  • Cox, M. J., & Paley, B. (1997). Families as systems. Annual Review of Psychology, 48, 243-267.

  • Maxwell, J. A. (1998). Designing a qualitative study. From Handbook of Applied Social Research Methods (pp.69-98). Thousand Oaks: Sage.

  • Peshkin, A. (1988). In search of subjectivity- - one own. Educational Researcher. 17,17-21.

  • Stevens, D. P., Kiger, G., & Riley, P. J. (2006). His, hers, or ours? Work-to-family spillover, crossover, and family cohesion. The Social Science Journal, 43, 425-436.


Ako barnes bethany mckee alexander mary julia moore susan vanderburg

Ako Barnes, Bethany McKee-Alexander, Mary Julia Moore & Susan Vanderburg

Mental Health and Wellbeing in the Lives of Teachers:Problem StatementFebruary 10, 2009ELC 688University of North Carolina at Greensboro


Setting the scene

Setting the Scene

  • Higher Standards + Initiatives like “No Child Left Behind” + Plus other Responsibilities = Teacher Stress & Burnout

  • Burnout: Absenteeism, Irritability with Students, Feelings of Discouragement and Apathy (Nagy, 2006)


Purpose practical

Purpose: Practical

  • High amounts of teacher turnover (O’Donell, Lambert, & McCarthy, 2008; Tye & O’Brien, 2002)

  • Need to facilitate teacher mental health and well-being

  • Healthy, Satisfied Teachers = Happy, Successful Children

  • Need to Support Teachers


Purpose personal

Purpose: Personal

  • Feel obligated to help our teachers manage stress and find work-life balance

  • Desire to see increased teacher retention in our schools


Research purpose

Research Purpose

What we know

(Burden, 1982; Gu & Day, 2007):

  • Teachers entering profession with high expectations and then experience reality

  • Demands of everyday school life (accountability, paperwork, student behavior problems, lack of parental support) lead to stress, guilt, and feelings of burnout

  • Work and Home Spillover


Research purpose1

Research Purpose

What we do not know:

  • How do environmental conditions impact educators’ feelings of empowerment?

  • Is there a spillover between home environment and work, especially in regards to stress?

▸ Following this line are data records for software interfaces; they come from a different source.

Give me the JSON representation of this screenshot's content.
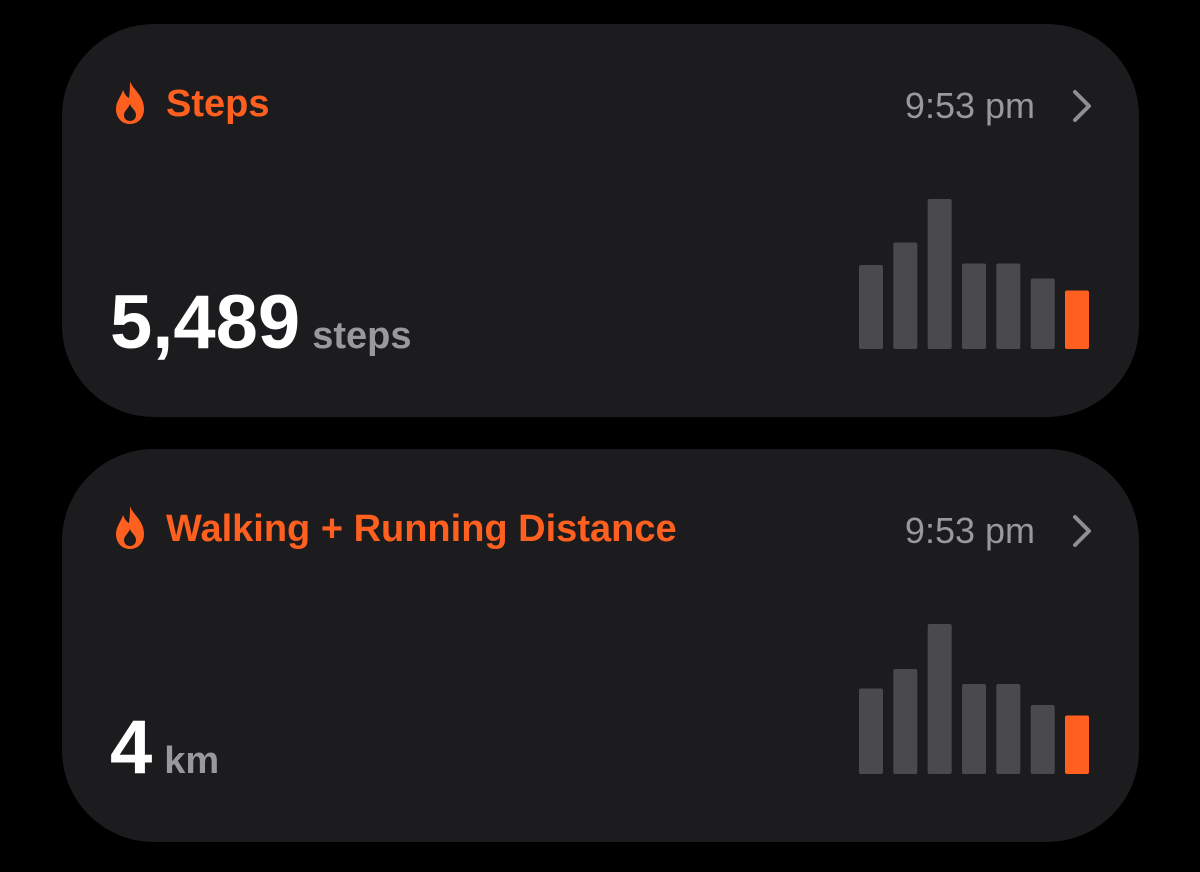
{
  "colors": {
    "accent": "#ff5f1f",
    "bar_inactive": "#4a4a4c",
    "card_bg": "#1c1c1e",
    "secondary_text": "#98989d"
  },
  "cards": [
    {
      "title": "Steps",
      "icon": "flame-icon",
      "time": "9:53 pm",
      "value": "5,489",
      "unit": "steps",
      "chart_data": {
        "type": "bar",
        "values": [
          0.56,
          0.71,
          1.0,
          0.57,
          0.57,
          0.47,
          0.39
        ],
        "highlight_index": 6
      }
    },
    {
      "title": "Walking + Running Distance",
      "icon": "flame-icon",
      "time": "9:53 pm",
      "value": "4",
      "unit": "km",
      "chart_data": {
        "type": "bar",
        "values": [
          0.57,
          0.7,
          1.0,
          0.6,
          0.6,
          0.46,
          0.39
        ],
        "highlight_index": 6
      }
    }
  ]
}
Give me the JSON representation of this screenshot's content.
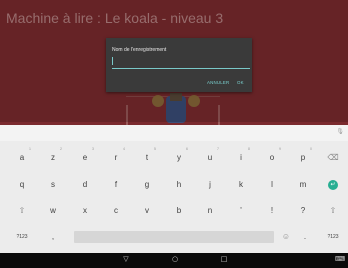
{
  "app": {
    "title": "Machine à lire : Le koala - niveau 3"
  },
  "dialog": {
    "label": "Nom de l'enregistrement",
    "input_value": "",
    "cancel_label": "ANNULER",
    "ok_label": "OK"
  },
  "keyboard": {
    "mic_icon": "🎙",
    "row1": [
      {
        "k": "a",
        "h": "1"
      },
      {
        "k": "z",
        "h": "2"
      },
      {
        "k": "e",
        "h": "3"
      },
      {
        "k": "r",
        "h": "4"
      },
      {
        "k": "t",
        "h": "5"
      },
      {
        "k": "y",
        "h": "6"
      },
      {
        "k": "u",
        "h": "7"
      },
      {
        "k": "i",
        "h": "8"
      },
      {
        "k": "o",
        "h": "9"
      },
      {
        "k": "p",
        "h": "0"
      },
      {
        "k": "⌫",
        "h": ""
      }
    ],
    "row2": [
      "q",
      "s",
      "d",
      "f",
      "g",
      "h",
      "j",
      "k",
      "l",
      "m"
    ],
    "row3": [
      "⇧",
      "w",
      "x",
      "c",
      "v",
      "b",
      "n",
      "'",
      "!",
      "?",
      "⇧"
    ],
    "row4_left": [
      "?123",
      ","
    ],
    "row4_right": [
      "☺",
      ".",
      "?123"
    ],
    "enter_glyph": "↵"
  },
  "navbar": {
    "back": "▽",
    "home": "○",
    "recents": "□",
    "keyboard": "⌨"
  },
  "colors": {
    "app_background": "#7d2b2f",
    "dialog_background": "#3a3a3a",
    "accent": "#7ad0cf",
    "enter_key": "#27ae92"
  }
}
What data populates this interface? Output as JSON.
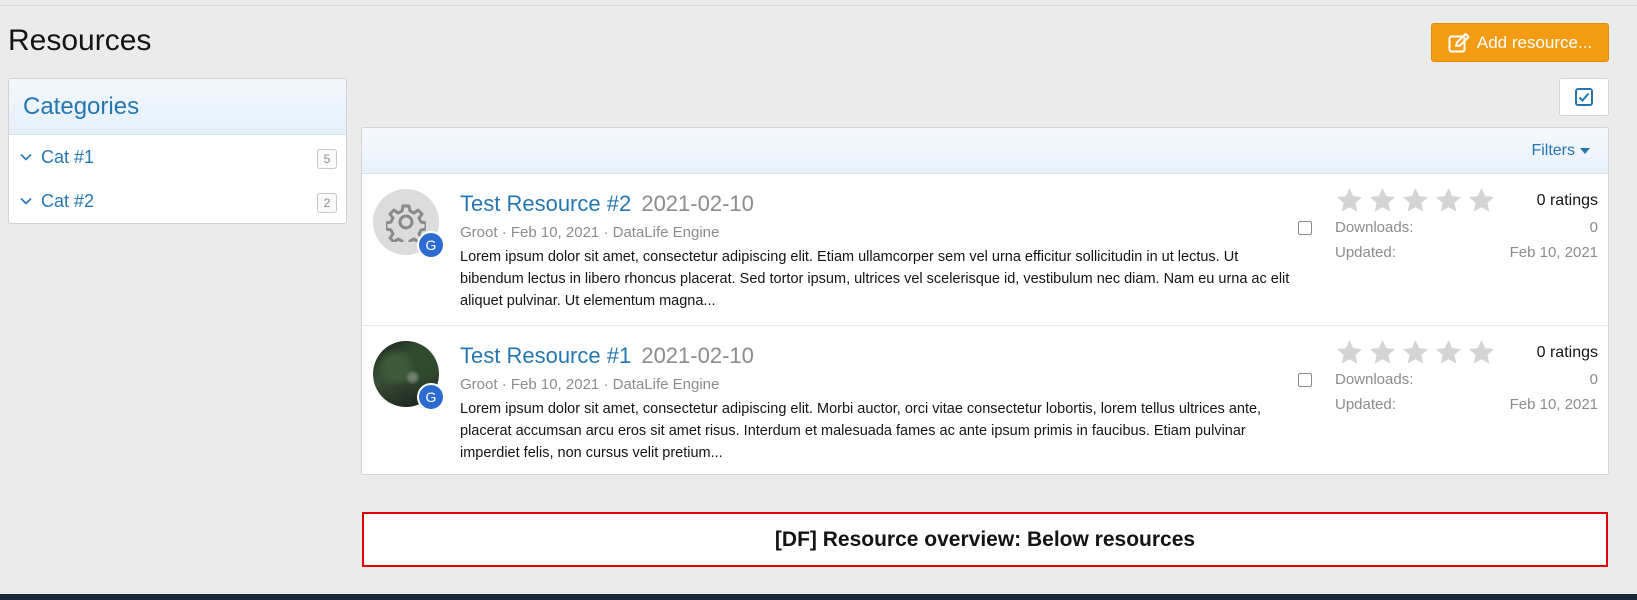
{
  "page": {
    "title": "Resources",
    "add_button": "Add resource..."
  },
  "sidebar": {
    "heading": "Categories",
    "items": [
      {
        "label": "Cat #1",
        "count": "5"
      },
      {
        "label": "Cat #2",
        "count": "2"
      }
    ]
  },
  "list": {
    "filters_label": "Filters",
    "resources": [
      {
        "title": "Test Resource #2",
        "version": "2021-02-10",
        "author": "Groot",
        "date": "Feb 10, 2021",
        "category": "DataLife Engine",
        "description": "Lorem ipsum dolor sit amet, consectetur adipiscing elit. Etiam ullamcorper sem vel urna efficitur sollicitudin in ut lectus. Ut bibendum lectus in libero rhoncus placerat. Sed tortor ipsum, ultrices vel scelerisque id, vestibulum nec diam. Nam eu urna ac elit aliquet pulvinar. Ut elementum magna...",
        "avatar_letter": "G",
        "ratings": "0 ratings",
        "downloads_label": "Downloads:",
        "downloads": "0",
        "updated_label": "Updated:",
        "updated": "Feb 10, 2021",
        "rating_value": 0
      },
      {
        "title": "Test Resource #1",
        "version": "2021-02-10",
        "author": "Groot",
        "date": "Feb 10, 2021",
        "category": "DataLife Engine",
        "description": "Lorem ipsum dolor sit amet, consectetur adipiscing elit. Morbi auctor, orci vitae consectetur lobortis, lorem tellus ultrices ante, placerat accumsan arcu eros sit amet risus. Interdum et malesuada fames ac ante ipsum primis in faucibus. Etiam pulvinar imperdiet felis, non cursus velit pretium...",
        "avatar_letter": "G",
        "ratings": "0 ratings",
        "downloads_label": "Downloads:",
        "downloads": "0",
        "updated_label": "Updated:",
        "updated": "Feb 10, 2021",
        "rating_value": 0
      }
    ]
  },
  "below": {
    "label": "[DF] Resource overview: Below resources"
  },
  "colors": {
    "accent": "#2577b1",
    "button": "#f39c12",
    "border_highlight": "#e00000",
    "star_empty": "#d4d4d4"
  },
  "icons": {
    "add": "edit-icon",
    "select": "checkbox-icon",
    "category": "chevron-down-icon",
    "rating": "star-icon",
    "filters": "caret-down-icon",
    "default_avatar": "gear-icon"
  }
}
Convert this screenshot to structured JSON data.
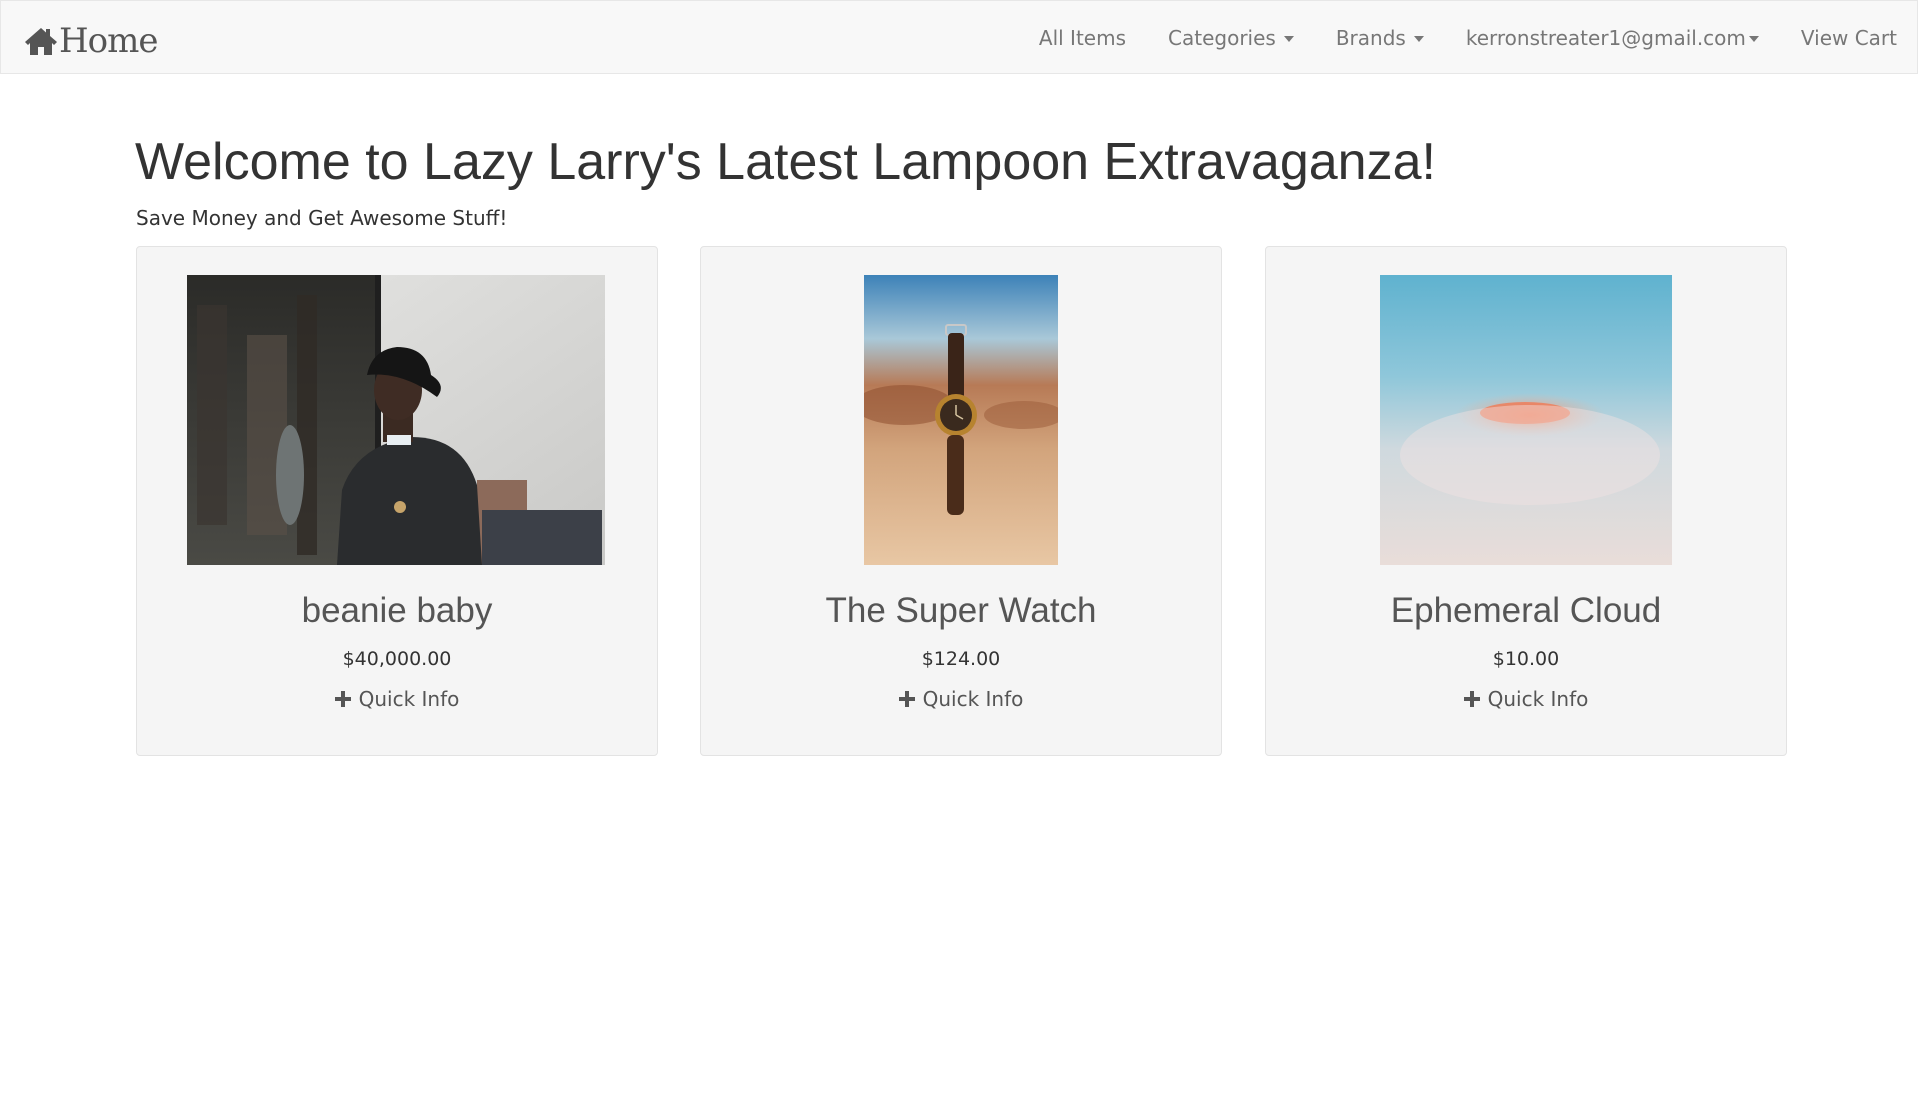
{
  "navbar": {
    "brand": {
      "icon": "home-icon",
      "label": "Home"
    },
    "items": [
      {
        "label": "All Items",
        "dropdown": false
      },
      {
        "label": "Categories",
        "dropdown": true
      },
      {
        "label": "Brands",
        "dropdown": true
      },
      {
        "label": "kerronstreater1@gmail.com",
        "dropdown": true
      },
      {
        "label": "View Cart",
        "dropdown": false
      }
    ]
  },
  "main": {
    "title": "Welcome to Lazy Larry's Latest Lampoon Extravaganza!",
    "subtitle": "Save Money and Get Awesome Stuff!"
  },
  "products": [
    {
      "name": "beanie baby",
      "price": "$40,000.00",
      "quick_info": "Quick Info",
      "image": "man-in-hat-photo"
    },
    {
      "name": "The Super Watch",
      "price": "$124.00",
      "quick_info": "Quick Info",
      "image": "wristwatch-photo"
    },
    {
      "name": "Ephemeral Cloud",
      "price": "$10.00",
      "quick_info": "Quick Info",
      "image": "pink-cloud-photo"
    }
  ],
  "colors": {
    "navbar_bg": "#f8f8f8",
    "nav_text": "#777777",
    "card_bg": "#f5f5f5",
    "text": "#333333"
  }
}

  • Is there a link between school environment and stress/burnout?


Research questions

Research Questions

  • How do teachers balance home and school responsibilities?

    • What are the current stresses in teachers’ lives?

    • How do teachers cope with stress? What strategies do teachers use to relieve/reduce stress?

      • Gender/ethnicity differences?

      • Beginner teachers vs. Veteran teachers?

      • Primary vs. Secondary teachers?

      • Are there differences depending on the family make-up?


References1

References

Burden, P. R. (1982, February). Personal and professional conflict: Stress for teachers. Paper presented at the Annual Meeting of the Association of Teacher Educators, Phoenix, AZ.

Grandey, A, A., Cordeiro, B. L. &Crouter, A. C. (2005). A longitudinal and multi-source test of the

work-family conflict and job satisfaction relationship. Journal of Occupational and Organizational

Psychology, 78, 305-323.

Grayson, J., & Alvarez, H. (2008). School climate factors relating to teacher burnout: A Mediator model. Teaching and Teacher Education,24, 1349-1363.

Gu, Q., & Day, C. (2007). Teachers’ resilience: A necessary condition for effectiveness. Teaching and Teacher Education, 23, 1302-1316.

Guendouzi, J. (2006). “The guilt thing”: Balancing domestic and professional roles. Journal of Marriage and Family Life, 68, 901-909.

Keene, J.R., & Quadrangno, J. (2004). Predictors of Perceived Work-Family Balance:

Gender Difference or Gender Similarity? SocialogicalPerspectatives, 47(1), 1-23.

Malikow, M. (2007). Staying motivated and avoiding burnout. Kappa Delta Pi Record, 3, 117-127.

Nagy, M.L. (2006). Changes for avoiding burnout in teachers and advisors. The EducationDigest, 72, 14-18.

O’Donnell, M., Lambert, R. & McCarthy, C. (2008). School poverty status time of year and Elementary teachers’ perception of stress. Journal of Educational Research, 102, 152-159.

Tye, B. B. & O’Brien, L. (2002). Why are Experienced Teachers Leaving the Profession? [Electronic version]. Phi Delta Kappan, 84, 24-32.


Analysis

Balancing Work and Family Life: A Qualitative Study Examining the Lives of Teachers ELC 688University of North Carolina Greensboro

Ako Barnes, Bethany McKee-Alexander, Mary Julia Moore

& Susan Vanderburg


  • Login